[Dataset extract Boundary: Start]

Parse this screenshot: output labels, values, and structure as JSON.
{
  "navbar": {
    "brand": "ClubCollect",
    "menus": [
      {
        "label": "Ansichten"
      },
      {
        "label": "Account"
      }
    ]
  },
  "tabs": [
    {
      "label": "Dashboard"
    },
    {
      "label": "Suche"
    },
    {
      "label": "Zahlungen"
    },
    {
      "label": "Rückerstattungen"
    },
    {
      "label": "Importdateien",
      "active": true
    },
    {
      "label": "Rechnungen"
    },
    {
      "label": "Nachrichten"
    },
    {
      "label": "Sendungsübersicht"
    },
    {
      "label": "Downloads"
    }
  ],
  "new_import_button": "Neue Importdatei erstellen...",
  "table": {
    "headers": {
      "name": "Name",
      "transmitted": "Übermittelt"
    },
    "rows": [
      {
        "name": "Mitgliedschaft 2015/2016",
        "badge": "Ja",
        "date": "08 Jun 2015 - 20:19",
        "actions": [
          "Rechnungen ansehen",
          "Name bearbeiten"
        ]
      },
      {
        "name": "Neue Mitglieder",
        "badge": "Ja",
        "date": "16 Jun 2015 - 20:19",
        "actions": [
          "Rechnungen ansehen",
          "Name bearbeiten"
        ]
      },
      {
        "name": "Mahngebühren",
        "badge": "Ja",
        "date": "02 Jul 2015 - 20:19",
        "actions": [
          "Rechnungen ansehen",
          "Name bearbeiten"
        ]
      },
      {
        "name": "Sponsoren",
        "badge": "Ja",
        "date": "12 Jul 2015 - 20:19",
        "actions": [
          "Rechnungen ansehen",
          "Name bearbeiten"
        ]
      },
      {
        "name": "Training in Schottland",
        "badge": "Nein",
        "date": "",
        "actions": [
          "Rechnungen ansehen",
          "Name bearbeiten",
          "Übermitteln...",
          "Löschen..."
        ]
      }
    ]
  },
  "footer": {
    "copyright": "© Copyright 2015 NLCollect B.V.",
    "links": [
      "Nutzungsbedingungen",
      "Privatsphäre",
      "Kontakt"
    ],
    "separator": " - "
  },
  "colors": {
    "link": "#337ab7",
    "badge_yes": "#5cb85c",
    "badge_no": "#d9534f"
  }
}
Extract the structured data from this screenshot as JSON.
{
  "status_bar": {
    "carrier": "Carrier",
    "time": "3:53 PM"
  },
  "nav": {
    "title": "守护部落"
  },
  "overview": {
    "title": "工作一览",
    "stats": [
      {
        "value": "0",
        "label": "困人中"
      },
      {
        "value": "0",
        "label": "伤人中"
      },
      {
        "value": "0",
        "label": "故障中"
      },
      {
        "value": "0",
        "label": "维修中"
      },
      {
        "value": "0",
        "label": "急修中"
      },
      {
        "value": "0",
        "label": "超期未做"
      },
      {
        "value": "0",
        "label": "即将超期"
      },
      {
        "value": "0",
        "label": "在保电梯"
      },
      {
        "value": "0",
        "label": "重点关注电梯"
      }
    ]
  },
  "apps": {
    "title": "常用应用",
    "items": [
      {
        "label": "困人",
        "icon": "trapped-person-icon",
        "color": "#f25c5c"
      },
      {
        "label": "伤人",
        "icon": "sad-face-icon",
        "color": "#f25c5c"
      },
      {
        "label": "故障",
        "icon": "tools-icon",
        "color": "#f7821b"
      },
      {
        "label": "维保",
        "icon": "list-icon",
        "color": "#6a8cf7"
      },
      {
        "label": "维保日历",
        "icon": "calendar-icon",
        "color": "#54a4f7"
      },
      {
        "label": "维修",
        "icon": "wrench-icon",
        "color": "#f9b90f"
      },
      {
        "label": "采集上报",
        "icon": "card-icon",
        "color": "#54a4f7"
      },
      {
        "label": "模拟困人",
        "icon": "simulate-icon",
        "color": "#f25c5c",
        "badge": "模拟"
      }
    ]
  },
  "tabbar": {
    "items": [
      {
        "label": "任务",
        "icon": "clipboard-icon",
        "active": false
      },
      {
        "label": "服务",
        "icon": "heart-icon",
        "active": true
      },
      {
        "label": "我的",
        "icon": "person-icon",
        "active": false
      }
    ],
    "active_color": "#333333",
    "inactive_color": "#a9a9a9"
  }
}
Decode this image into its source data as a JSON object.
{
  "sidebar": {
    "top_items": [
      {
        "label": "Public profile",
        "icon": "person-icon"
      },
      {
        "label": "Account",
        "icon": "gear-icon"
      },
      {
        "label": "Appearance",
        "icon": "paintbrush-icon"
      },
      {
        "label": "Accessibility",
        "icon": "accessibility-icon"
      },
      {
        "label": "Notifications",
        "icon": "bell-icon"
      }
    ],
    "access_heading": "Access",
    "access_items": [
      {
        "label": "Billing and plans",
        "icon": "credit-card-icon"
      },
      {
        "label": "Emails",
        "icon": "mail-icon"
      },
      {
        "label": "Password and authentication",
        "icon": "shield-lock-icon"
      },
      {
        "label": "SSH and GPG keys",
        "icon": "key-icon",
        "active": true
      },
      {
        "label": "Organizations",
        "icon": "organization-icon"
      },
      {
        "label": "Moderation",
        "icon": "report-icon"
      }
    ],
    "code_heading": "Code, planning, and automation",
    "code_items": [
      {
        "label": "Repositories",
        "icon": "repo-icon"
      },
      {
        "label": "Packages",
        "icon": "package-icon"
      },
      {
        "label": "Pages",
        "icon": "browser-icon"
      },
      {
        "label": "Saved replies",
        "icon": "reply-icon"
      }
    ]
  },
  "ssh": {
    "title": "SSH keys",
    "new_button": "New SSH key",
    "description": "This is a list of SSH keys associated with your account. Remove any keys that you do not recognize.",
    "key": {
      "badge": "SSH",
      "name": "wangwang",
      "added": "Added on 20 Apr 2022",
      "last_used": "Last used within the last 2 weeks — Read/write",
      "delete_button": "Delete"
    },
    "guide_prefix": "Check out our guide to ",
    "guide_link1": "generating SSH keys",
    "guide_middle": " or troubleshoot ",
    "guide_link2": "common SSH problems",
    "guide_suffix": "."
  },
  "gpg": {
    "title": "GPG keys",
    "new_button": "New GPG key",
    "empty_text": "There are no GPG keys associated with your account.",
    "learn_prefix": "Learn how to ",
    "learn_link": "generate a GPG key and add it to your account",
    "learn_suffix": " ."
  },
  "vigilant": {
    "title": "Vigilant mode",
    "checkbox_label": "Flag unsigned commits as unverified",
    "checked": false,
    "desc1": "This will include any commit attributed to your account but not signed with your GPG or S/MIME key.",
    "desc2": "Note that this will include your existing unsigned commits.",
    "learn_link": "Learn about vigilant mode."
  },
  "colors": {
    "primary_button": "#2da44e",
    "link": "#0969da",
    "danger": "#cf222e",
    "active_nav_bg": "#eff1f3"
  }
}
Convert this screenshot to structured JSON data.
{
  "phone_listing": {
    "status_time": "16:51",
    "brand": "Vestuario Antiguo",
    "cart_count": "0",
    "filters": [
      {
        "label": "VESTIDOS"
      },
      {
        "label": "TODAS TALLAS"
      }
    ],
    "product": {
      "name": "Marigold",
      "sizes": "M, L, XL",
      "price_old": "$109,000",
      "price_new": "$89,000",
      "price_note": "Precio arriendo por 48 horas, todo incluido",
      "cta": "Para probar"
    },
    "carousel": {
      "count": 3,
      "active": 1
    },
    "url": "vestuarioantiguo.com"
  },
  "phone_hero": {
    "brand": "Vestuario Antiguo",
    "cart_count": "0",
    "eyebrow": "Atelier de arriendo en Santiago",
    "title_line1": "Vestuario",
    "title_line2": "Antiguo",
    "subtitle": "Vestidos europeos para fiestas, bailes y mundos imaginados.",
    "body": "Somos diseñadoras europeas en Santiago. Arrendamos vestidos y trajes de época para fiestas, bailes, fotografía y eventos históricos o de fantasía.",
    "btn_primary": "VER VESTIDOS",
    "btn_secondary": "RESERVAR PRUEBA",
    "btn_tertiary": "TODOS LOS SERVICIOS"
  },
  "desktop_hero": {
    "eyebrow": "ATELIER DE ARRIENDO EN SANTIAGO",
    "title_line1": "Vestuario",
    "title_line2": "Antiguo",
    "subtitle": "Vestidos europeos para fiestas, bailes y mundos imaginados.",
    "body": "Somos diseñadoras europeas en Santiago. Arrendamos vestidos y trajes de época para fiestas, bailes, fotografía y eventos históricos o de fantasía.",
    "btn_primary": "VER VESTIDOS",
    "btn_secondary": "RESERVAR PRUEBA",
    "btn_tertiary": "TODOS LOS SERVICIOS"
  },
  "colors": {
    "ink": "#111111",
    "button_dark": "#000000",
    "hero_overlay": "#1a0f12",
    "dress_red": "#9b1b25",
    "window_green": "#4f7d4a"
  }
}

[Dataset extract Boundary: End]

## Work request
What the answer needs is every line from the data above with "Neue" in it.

## Answer to this exercise
  "new_import_button": "Neue Importdatei erstellen...",
        "name": "Neue Mitglieder",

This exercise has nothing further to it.